However, in themselves such designations are insufficient to ensure that an organisation’s culture is one in which wellbeing is considered as a priority and all stakeholders work positively and harmoniously. As Peter Drucker famously wrote “culture eats strategy for breakfast”, and the highlighted cases we regularly read of organisations – including schools and MATs – with “toxic” cultures show that a kite mark can’t protect you.
So, from where does a culture conducive to wellbeing emanate? In my opinion, the answer is leadership. Given that cultures are by definition enduring and resilient, the maintenance and development of cultures is not the sole responsibility of a school’s most senior leaders, and nor does our responsibility end when our tenure in a school does. Drucker’s distinction between leadership and management stems from the difference between structure (the domain of management) and culture (the realm of leadership). Structures can be changed pragmatically, rapidly, and with limited turbulence. Culture far less so. This is why so much attention is paid to the legacy of leaders – their presence endures, for good or ill, long after their departure from the role and the organisation.

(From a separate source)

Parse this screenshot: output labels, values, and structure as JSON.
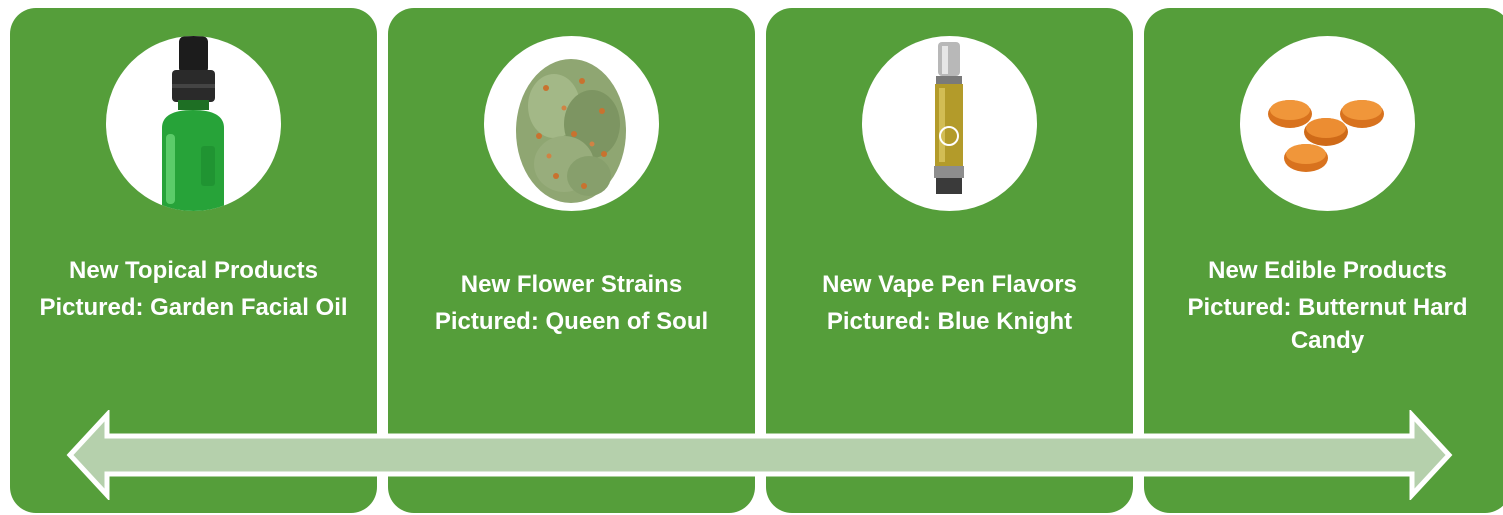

When we recruit new colleagues, we always advise them of their own empowerment in the “inter-view” process. They have to consider whether their way of working, and their philosophical outlook, chimes with ours. If there is a ‘cultural dissonance’, neither they nor we will be truly satisfied in the relationship, despite any superficial KPIs that may point to effective performance.
I have written previously about the generosity, energy and talent of the colleagues I work alongside. We see those attributes in abundance when it comes to the wellbeing of children, families, and their colleagues. Supporting individuals through personal and professional challenges, organising staff social gatherings such as Christmas parties and sporting events like participation in the Derby 10k recently, and raising awareness and funds for charities and causes that personally affect our communities are all to be cherished. A kite mark cannot guarantee to deliver any of these things, only great people can.
Thanks for reading.